For the media

How nutritious food can boost mental health healing

By The Health News Team | June 20, 2024
Karla Duarte and Kristina Galeana at Sharp Mesa Vista Hospital

The Food and Expressive Arts group at Sharp Mesa Vista was formed by Karla Duarte (left) and Kristina Galeana (right).

A patient at Sharp Mesa Vista feels the smooth piece of fine chocolate on their tongue and chews slowly, savoring its earthy and nutty taste. “I haven’t rushed to finish eating a chocolate in a long time,” they say, a practice learned at the behavioral health hospital.

Each month, intensive care unit patients in the hospital’s Food and Expressive Arts Group gather to practice mindfulness, self-expression and balanced eating. “We formed this group because food can be a creative and beneficial way to support one’s mental health,” says Kristina Galeana, a lead dietitian at Sharp Mesa Vista.

Dietitians working in the mental health field help patients participating in the Food and Expressive Arts Group get proper nutrition while promoting a positive relationship with food. The group’s leaders make the process empowering, as members develop ways to choose healthy foods. They also share precious childhood memories of a certain food or discuss its depiction in movies, making their gatherings fun.

“Food can be such a great initiator for storytelling, and it can help a person communicate their feelings,” says Karla Duarte, a recreational specialist at Sharp Mesa Vista.

Integrating mindfulness into meals

Participants in the Food and Expressive Arts Group focus on mindful eating, which encourages carefully observing each of the five senses: sight, hearing, taste, touch and smell.

“Mindful eating also can help folks pay better attention to how full they are and prevent overeating,” says Duarte. “Another benefit is practicing being in the present without placing judgment on how you eat.”

Duarte adds that mindful eating can include reflecting on where your food came from and the people that helped prepare it. The practice can promote gratitude and enhance the overall eating experience.

How food affects brain function

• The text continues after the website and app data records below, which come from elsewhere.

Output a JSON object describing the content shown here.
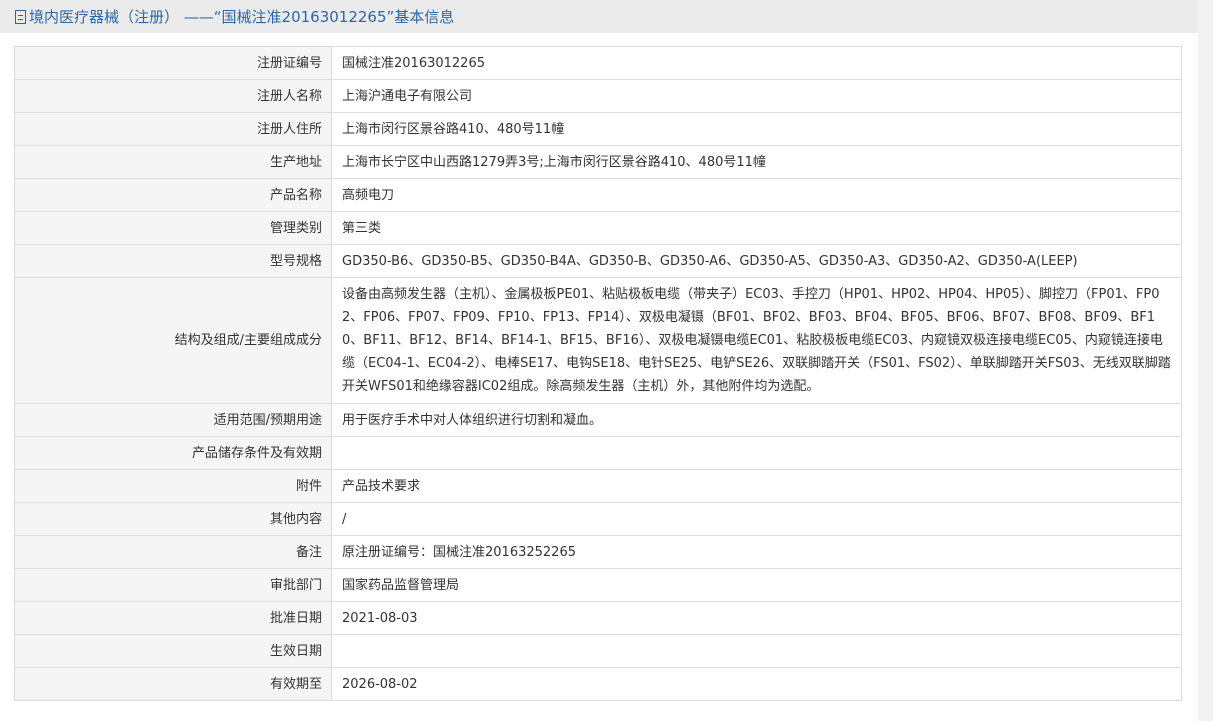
{
  "header": {
    "title": "境内医疗器械（注册） ——“国械注准20163012265”基本信息",
    "icon": "document-icon"
  },
  "fields": [
    {
      "label": "注册证编号",
      "value": "国械注准20163012265"
    },
    {
      "label": "注册人名称",
      "value": "上海沪通电子有限公司"
    },
    {
      "label": "注册人住所",
      "value": "上海市闵行区景谷路410、480号11幢"
    },
    {
      "label": "生产地址",
      "value": "上海市长宁区中山西路1279弄3号;上海市闵行区景谷路410、480号11幢"
    },
    {
      "label": "产品名称",
      "value": "高频电刀"
    },
    {
      "label": "管理类别",
      "value": "第三类"
    },
    {
      "label": "型号规格",
      "value": "GD350-B6、GD350-B5、GD350-B4A、GD350-B、GD350-A6、GD350-A5、GD350-A3、GD350-A2、GD350-A(LEEP)"
    },
    {
      "label": "结构及组成/主要组成成分",
      "value": "设备由高频发生器（主机）、金属极板PE01、粘贴极板电缆（带夹子）EC03、手控刀（HP01、HP02、HP04、HP05）、脚控刀（FP01、FP02、FP06、FP07、FP09、FP10、FP13、FP14）、双极电凝镊（BF01、BF02、BF03、BF04、BF05、BF06、BF07、BF08、BF09、BF10、BF11、BF12、BF14、BF14-1、BF15、BF16）、双极电凝镊电缆EC01、粘胶极板电缆EC03、内窥镜双极连接电缆EC05、内窥镜连接电缆（EC04-1、EC04-2）、电棒SE17、电钩SE18、电针SE25、电铲SE26、双联脚踏开关（FS01、FS02）、单联脚踏开关FS03、无线双联脚踏开关WFS01和绝缘容器IC02组成。除高频发生器（主机）外，其他附件均为选配。"
    },
    {
      "label": "适用范围/预期用途",
      "value": "用于医疗手术中对人体组织进行切割和凝血。"
    },
    {
      "label": "产品储存条件及有效期",
      "value": ""
    },
    {
      "label": "附件",
      "value": "产品技术要求"
    },
    {
      "label": "其他内容",
      "value": "/"
    },
    {
      "label": "备注",
      "value": "原注册证编号：国械注准20163252265"
    },
    {
      "label": "审批部门",
      "value": "国家药品监督管理局"
    },
    {
      "label": "批准日期",
      "value": "2021-08-03"
    },
    {
      "label": "生效日期",
      "value": ""
    },
    {
      "label": "有效期至",
      "value": "2026-08-02"
    }
  ]
}
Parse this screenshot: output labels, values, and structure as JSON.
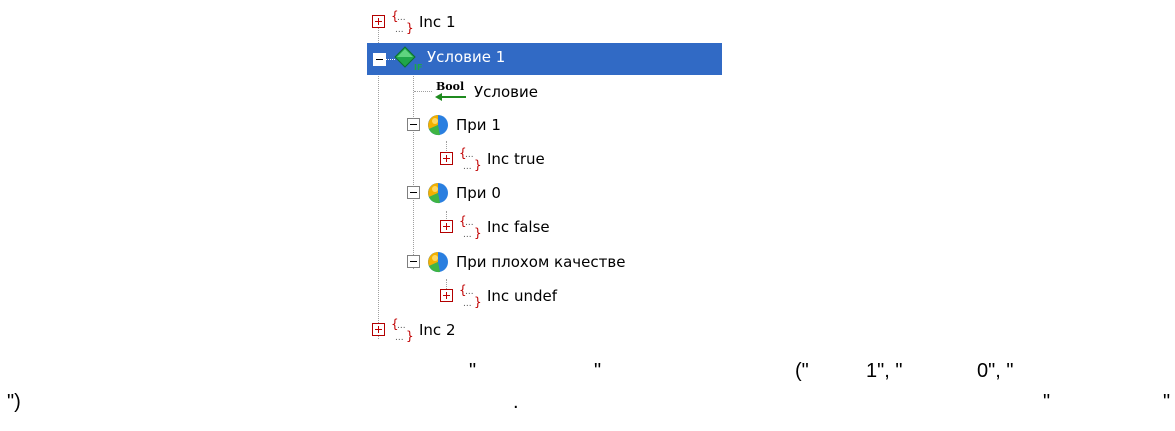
{
  "tree": {
    "nodes": [
      {
        "id": "inc-1",
        "label": "Inc 1",
        "icon": "code-block-icon",
        "toggle": "plus"
      },
      {
        "id": "condition-1",
        "label": "Условие 1",
        "icon": "if-diamond-icon",
        "toggle": "minus",
        "selected": true
      },
      {
        "id": "condition-input",
        "label": "Условие",
        "icon": "bool-input-icon",
        "icon_text": "Bool"
      },
      {
        "id": "branch-1",
        "label": "При 1",
        "icon": "branch-ball-icon",
        "toggle": "minus"
      },
      {
        "id": "inc-true",
        "label": "Inc true",
        "icon": "code-block-icon",
        "toggle": "plus"
      },
      {
        "id": "branch-0",
        "label": "При 0",
        "icon": "branch-ball-icon",
        "toggle": "minus"
      },
      {
        "id": "inc-false",
        "label": "Inc false",
        "icon": "code-block-icon",
        "toggle": "plus"
      },
      {
        "id": "branch-bad-quality",
        "label": "При плохом качестве",
        "icon": "branch-ball-icon",
        "toggle": "minus"
      },
      {
        "id": "inc-undef",
        "label": "Inc undef",
        "icon": "code-block-icon",
        "toggle": "plus"
      },
      {
        "id": "inc-2",
        "label": "Inc 2",
        "icon": "code-block-icon",
        "toggle": "plus"
      }
    ],
    "colors": {
      "selection": "#316ac5",
      "toggle_red": "#c00000",
      "diamond": "#1fa64a",
      "bool_arrow": "#1f8a1f"
    }
  },
  "caption": {
    "line1": {
      "quote_a": "\"",
      "quote_b": "\"",
      "open": "(\"",
      "one": "1\", \"",
      "zero": "0\", \""
    },
    "line2": {
      "close": "\")",
      "dot": ".",
      "quote_c": "\"",
      "quote_d": "\""
    }
  }
}
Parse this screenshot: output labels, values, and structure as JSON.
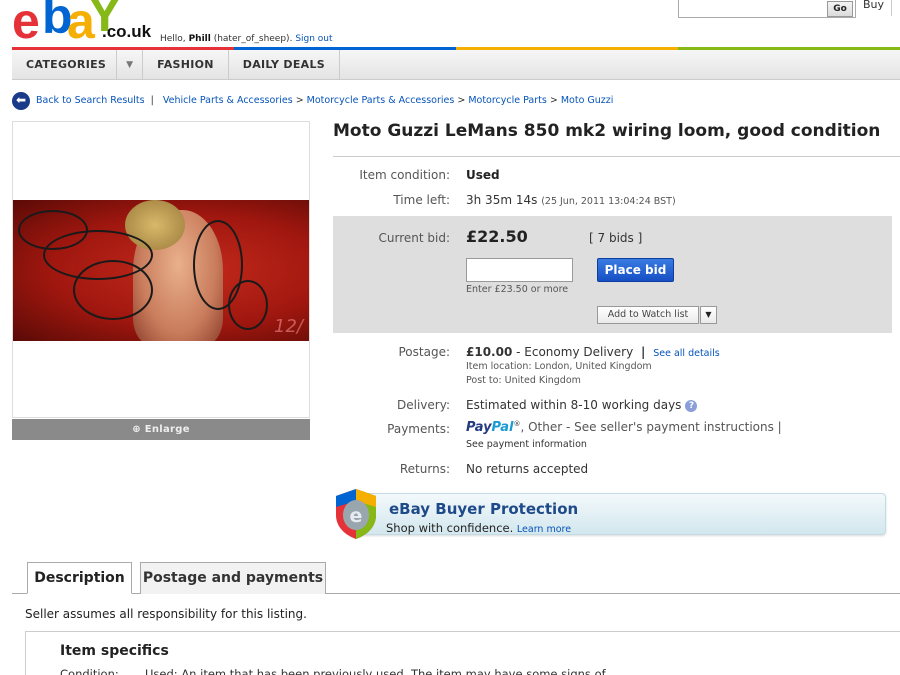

In each group gathering, Galeana and Duarte showcase superfoods rich in compounds, such as antioxidants and fiber. Some examples include whole grains and berries, which remind patients of the important link between nutrition and mental health.

“The food we consume affects our brain,” says Galeana. “A diet high in refined sugars can increase inflammation and oxidative stress, which can lead to symptoms of depression and other mood disorders.”

The Food and Expressive Arts group also features cultural foods, including chia seeds and couscous, to introduce patients to ingredients they may have not known. “We realize that some of our patients may have financial challenges; so, we also try to use foods in our group that are widely accessible,” says Duarte.

Each group session highlights various ways food can promote healing, recovery and overall health. Galeana, for example, enjoys avocadoes, which are nutrient dense and versatile, as they can be spread on toast or used in baking instead of butter.

“As for my favorite food, it’s authentic white and soft corn tortilla rolled with salt,” says Duarte. “It’s nutritious and it brings back memories from my childhood, both of which I can use as examples of how food can be so meaningful.”

Learn more about Sharp Mesa Vista’s mental health services; get the latest health and wellness news, trends and patient stories from Sharp Health News; and subscribe to our weekly newsletter by clicking the "Sign up" link below.

Kristina Galeana of Sharp Mesa Vista

Kristina Galeana


Kristina Galeana is a lead dietitian at Sharp Mesa Vista.

Karla Duarte of Sharp Mesa Vista Hospital

Karla Duarte


Karla Duarte is a recreational specialist at Sharp Mesa Vista.

You might also like:

Get the best of Sharp Health News in your inbox

Our weekly email brings you the latest health tips, recipes and stories.